The famous children’s song “A Bicycle Built for Two” has an interesting history. Englishman Harry Dacre wrote it after he arrived in New York in 1881 with his bicycle. Customs officers asked Dacre to pay duty on the bike. Angry over the request, Dacre complained about it until a person said, “You’re lucky it wasn’t a bicycle built for two.” The words stuck with Dacre inspiring him to write the catchy tune in 1892.
Bikes have been around for about 200 years beginning with the Draisienne or “Running Machine” invented by Barn Karl von Drais in 1817. Fast forward to today. On April 13, 2019, road, touring, mountain and hybrid bikes as well as cruisers will roll out when the Rails-to-Trails Conservancy (RTC) kicks off the spring trail season. The organization has spearheaded the creation of some 31,000 miles of rail-trails and multi-use trails to create walkable, bikeable communities.

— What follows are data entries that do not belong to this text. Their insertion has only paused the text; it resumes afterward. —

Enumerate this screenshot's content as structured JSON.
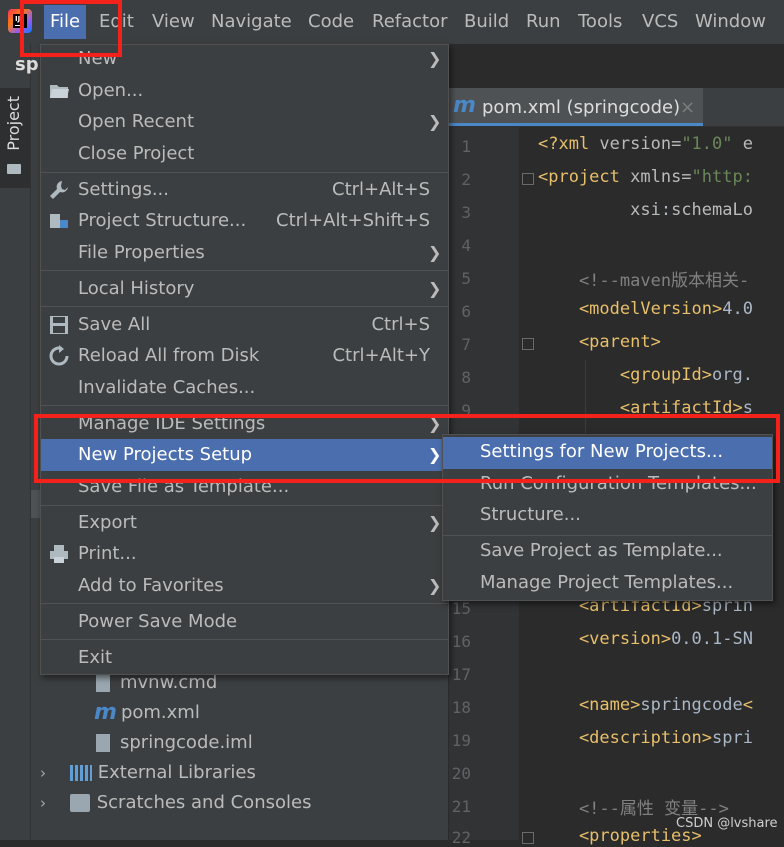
{
  "menubar": {
    "items": [
      "File",
      "Edit",
      "View",
      "Navigate",
      "Code",
      "Refactor",
      "Build",
      "Run",
      "Tools",
      "VCS",
      "Window"
    ],
    "active": "File"
  },
  "tool_window": {
    "tab_label": "Project",
    "header_text": "spi"
  },
  "project_tree": {
    "rows": [
      {
        "label": "mvnw.cmd",
        "icon": "file-icon"
      },
      {
        "label": "pom.xml",
        "icon": "maven-icon"
      },
      {
        "label": "springcode.iml",
        "icon": "module-file-icon"
      },
      {
        "label": "External Libraries",
        "icon": "libraries-icon"
      },
      {
        "label": "Scratches and Consoles",
        "icon": "scratches-icon"
      }
    ]
  },
  "editor": {
    "tab_label": "pom.xml (springcode)",
    "tab_close": "×",
    "line_numbers": [
      "1",
      "2",
      "3",
      "4",
      "5",
      "6",
      "7",
      "8",
      "9",
      "15",
      "16",
      "17",
      "18",
      "19",
      "20",
      "21",
      "22"
    ]
  },
  "file_menu": {
    "items": [
      {
        "label": "New",
        "shortcut": "",
        "submenu": true,
        "icon": ""
      },
      {
        "label": "Open...",
        "shortcut": "",
        "submenu": false,
        "icon": "folder-open-icon"
      },
      {
        "label": "Open Recent",
        "shortcut": "",
        "submenu": true,
        "icon": ""
      },
      {
        "label": "Close Project",
        "shortcut": "",
        "submenu": false,
        "icon": ""
      },
      {
        "label": "Settings...",
        "shortcut": "Ctrl+Alt+S",
        "submenu": false,
        "icon": "wrench-icon"
      },
      {
        "label": "Project Structure...",
        "shortcut": "Ctrl+Alt+Shift+S",
        "submenu": false,
        "icon": "project-structure-icon"
      },
      {
        "label": "File Properties",
        "shortcut": "",
        "submenu": true,
        "icon": ""
      },
      {
        "label": "Local History",
        "shortcut": "",
        "submenu": true,
        "icon": ""
      },
      {
        "label": "Save All",
        "shortcut": "Ctrl+S",
        "submenu": false,
        "icon": "save-icon"
      },
      {
        "label": "Reload All from Disk",
        "shortcut": "Ctrl+Alt+Y",
        "submenu": false,
        "icon": "reload-icon"
      },
      {
        "label": "Invalidate Caches...",
        "shortcut": "",
        "submenu": false,
        "icon": ""
      },
      {
        "label": "Manage IDE Settings",
        "shortcut": "",
        "submenu": true,
        "icon": ""
      },
      {
        "label": "New Projects Setup",
        "shortcut": "",
        "submenu": true,
        "icon": "",
        "selected": true
      },
      {
        "label": "Save File as Template...",
        "shortcut": "",
        "submenu": false,
        "icon": ""
      },
      {
        "label": "Export",
        "shortcut": "",
        "submenu": true,
        "icon": ""
      },
      {
        "label": "Print...",
        "shortcut": "",
        "submenu": false,
        "icon": "print-icon"
      },
      {
        "label": "Add to Favorites",
        "shortcut": "",
        "submenu": true,
        "icon": ""
      },
      {
        "label": "Power Save Mode",
        "shortcut": "",
        "submenu": false,
        "icon": ""
      },
      {
        "label": "Exit",
        "shortcut": "",
        "submenu": false,
        "icon": ""
      }
    ]
  },
  "submenu": {
    "items": [
      {
        "label": "Settings for New Projects...",
        "selected": true
      },
      {
        "label": "Run Configuration Templates..."
      },
      {
        "label": "Structure..."
      },
      {
        "label": "Save Project as Template..."
      },
      {
        "label": "Manage Project Templates..."
      }
    ]
  },
  "code_lines": [
    {
      "parts": [
        [
          "t",
          "<?xml "
        ],
        [
          "a",
          "version="
        ],
        [
          "v",
          "\"1.0\""
        ],
        [
          "a",
          " e"
        ]
      ]
    },
    {
      "parts": [
        [
          "t",
          "<project "
        ],
        [
          "a",
          "xmlns="
        ],
        [
          "v",
          "\"http:"
        ]
      ]
    },
    {
      "parts": [
        [
          "a",
          "         xsi"
        ],
        [
          "w",
          ":"
        ],
        [
          "a",
          "schemaLo"
        ]
      ]
    },
    {
      "parts": []
    },
    {
      "parts": [
        [
          "c",
          "    <!--maven版本相关-"
        ]
      ]
    },
    {
      "parts": [
        [
          "t",
          "    <modelVersion>"
        ],
        [
          "w",
          "4.0"
        ]
      ]
    },
    {
      "parts": [
        [
          "t",
          "    <parent>"
        ]
      ]
    },
    {
      "parts": [
        [
          "t",
          "        <groupId>"
        ],
        [
          "w",
          "org."
        ]
      ]
    },
    {
      "parts": [
        [
          "t",
          "        <artifactId>"
        ],
        [
          "w",
          "s"
        ]
      ]
    },
    {
      "parts": [
        [
          "w",
          "                 e"
        ]
      ]
    },
    {
      "parts": [
        [
          "t",
          "    <artifactId>"
        ],
        [
          "w",
          "sprin"
        ]
      ]
    },
    {
      "parts": [
        [
          "t",
          "    <version>"
        ],
        [
          "w",
          "0.0.1-SN"
        ]
      ]
    },
    {
      "parts": []
    },
    {
      "parts": [
        [
          "t",
          "    <name>"
        ],
        [
          "w",
          "springcode"
        ],
        [
          "t",
          "<"
        ]
      ]
    },
    {
      "parts": [
        [
          "t",
          "    <description>"
        ],
        [
          "w",
          "spri"
        ]
      ]
    },
    {
      "parts": []
    },
    {
      "parts": [
        [
          "c",
          "    <!--属性 变量-->"
        ]
      ]
    },
    {
      "parts": [
        [
          "t",
          "    <properties>"
        ]
      ]
    }
  ],
  "watermark": "CSDN @lvshare",
  "colors": {
    "menu_bg": "#3c3f41",
    "selection": "#4b6eaf",
    "editor_bg": "#2b2b2b",
    "annotation_red": "#f5211b"
  }
}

The longest rail-trails in America extend more than 100 miles each. Ninety percent of these trails have been built on a former railroad corridor.
- Katy Trail State Park — Missouri: 240 mile

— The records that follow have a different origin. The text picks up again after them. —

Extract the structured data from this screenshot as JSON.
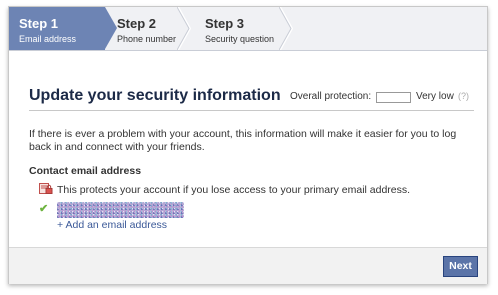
{
  "steps": [
    {
      "label": "Step 1",
      "sub": "Email address",
      "active": true
    },
    {
      "label": "Step 2",
      "sub": "Phone number",
      "active": false
    },
    {
      "label": "Step 3",
      "sub": "Security question",
      "active": false
    }
  ],
  "header": {
    "title": "Update your security information",
    "protection_label": "Overall protection:",
    "protection_level": "Very low",
    "help": "(?)"
  },
  "body": {
    "intro": "If there is ever a problem with your account, this information will make it easier for you to log back in and connect with your friends.",
    "section_title": "Contact email address",
    "protect_note": "This protects your account if you lose access to your primary email address.",
    "add_email": "+ Add an email address"
  },
  "footer": {
    "next_label": "Next"
  },
  "colors": {
    "accent": "#6d84b4",
    "link": "#3b5998",
    "button": "#5b74a8",
    "check": "#6db33f"
  },
  "icons": {
    "protect": "lock-icon",
    "verified": "checkmark-icon"
  }
}
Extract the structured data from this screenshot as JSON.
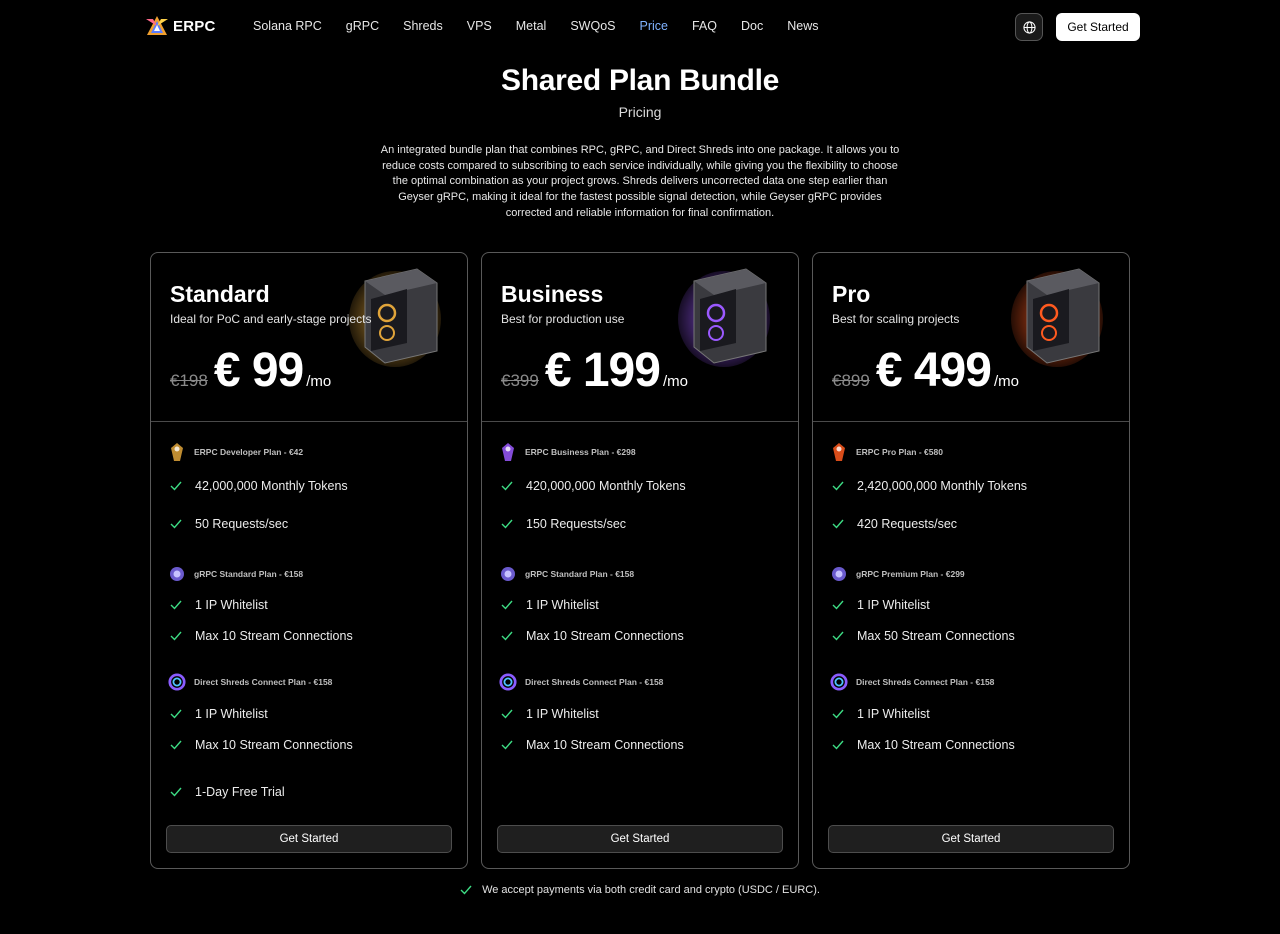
{
  "nav": {
    "logo_text": "ERPC",
    "links": [
      "Solana RPC",
      "gRPC",
      "Shreds",
      "VPS",
      "Metal",
      "SWQoS",
      "Price",
      "FAQ",
      "Doc",
      "News"
    ],
    "active_link": "Price",
    "cta_label": "Get Started",
    "accent_color": "#7fb2ff"
  },
  "hero": {
    "title": "Shared Plan Bundle",
    "subtitle": "Pricing",
    "description": "An integrated bundle plan that combines RPC, gRPC, and Direct Shreds into one package. It allows you to reduce costs compared to subscribing to each service individually, while giving you the flexibility to choose the optimal combination as your project grows. Shreds delivers uncorrected data one step earlier than Geyser gRPC, making it ideal for the fastest possible signal detection, while Geyser gRPC provides corrected and reliable information for final confirmation."
  },
  "plans": [
    {
      "name": "Standard",
      "description": "Ideal for PoC and early-stage projects",
      "old_price": "€198",
      "price": "€ 99",
      "period": "/mo",
      "art_color": "#e0a43a",
      "rpc": {
        "title": "ERPC Developer Plan - €42",
        "features": [
          "42,000,000 Monthly Tokens",
          "50 Requests/sec"
        ]
      },
      "grpc": {
        "title": "gRPC Standard Plan - €158",
        "features": [
          "1 IP Whitelist",
          "Max 10 Stream Connections"
        ]
      },
      "shreds": {
        "title": "Direct Shreds Connect Plan - €158",
        "features": [
          "1 IP Whitelist",
          "Max 10 Stream Connections"
        ]
      },
      "extra": "1-Day Free Trial",
      "cta_label": "Get Started"
    },
    {
      "name": "Business",
      "description": "Best for production use",
      "old_price": "€399",
      "price": "€ 199",
      "period": "/mo",
      "art_color": "#9b59ff",
      "rpc": {
        "title": "ERPC Business Plan - €298",
        "features": [
          "420,000,000 Monthly Tokens",
          "150 Requests/sec"
        ]
      },
      "grpc": {
        "title": "gRPC Standard Plan - €158",
        "features": [
          "1 IP Whitelist",
          "Max 10 Stream Connections"
        ]
      },
      "shreds": {
        "title": "Direct Shreds Connect Plan - €158",
        "features": [
          "1 IP Whitelist",
          "Max 10 Stream Connections"
        ]
      },
      "extra": "",
      "cta_label": "Get Started"
    },
    {
      "name": "Pro",
      "description": "Best for scaling projects",
      "old_price": "€899",
      "price": "€ 499",
      "period": "/mo",
      "art_color": "#ff5a1f",
      "rpc": {
        "title": "ERPC Pro Plan - €580",
        "features": [
          "2,420,000,000 Monthly Tokens",
          "420 Requests/sec"
        ]
      },
      "grpc": {
        "title": "gRPC Premium Plan - €299",
        "features": [
          "1 IP Whitelist",
          "Max 50 Stream Connections"
        ]
      },
      "shreds": {
        "title": "Direct Shreds Connect Plan - €158",
        "features": [
          "1 IP Whitelist",
          "Max 10 Stream Connections"
        ]
      },
      "extra": "",
      "cta_label": "Get Started"
    }
  ],
  "footnote": "We accept payments via both credit card and crypto (USDC / EURC).",
  "colors": {
    "check": "#3ddc84",
    "background": "#000000",
    "card_border": "#595959"
  }
}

- Palouse to Cascades States Park Trail — Washington: 229 miles
- Cowboy Trail — Nebraska: 219 miles
- Great Allegheny Passage — Maryland & Pennsylvania: 150 miles
- Soo Line Trail - Northern Route — Minnesota: 148 mil
- Columbia Plateau Trail State Park — Washington: 130 miles
- Paul Bunyan State Trail — Minnesota: 119 mile
- Flint Hills Nature Trail — Kansas: 117 miles
- OC&E Woods Line State Trail — Oregon: 110 miles
- George S. Mickelson Trail — South Dakota: 109 miles
- State Line Trail — Michigan: 107 miles
- Wild Rivers State Trail — Wisconsin: 104 miles
There are more than 1 billion bicycles used around the globe. These two-wheeled conveyances save more than 238 million gallons of gas every year. Fred Birchmore became the first cyclist to circumvent the world, when he pedaled 25,000 miles and traveled another 15,000 miles by boat. He wore out 7 sets of tires.
From the bicycle to Rails-to-Trails, innovation has been the hallmark of both the two-wheeler and the vision to recycle railroad corridors into bike trails that stretch across the nation. FiberSPAN, a fiber reinforced polymer bridge deck has been an important component in the effort to revive unused rail corridors.. FiberSPAN’s design flexibility allows designers to cost- effectively tackle the unique challenges that can accompany these types of projects. Easy-to-install, FiberSPAN decks provide a safe, high-strength, low maintenance solution for communities looking for a product that can expand the reach of pedestrians and bicyclists by providing access to natural attractions.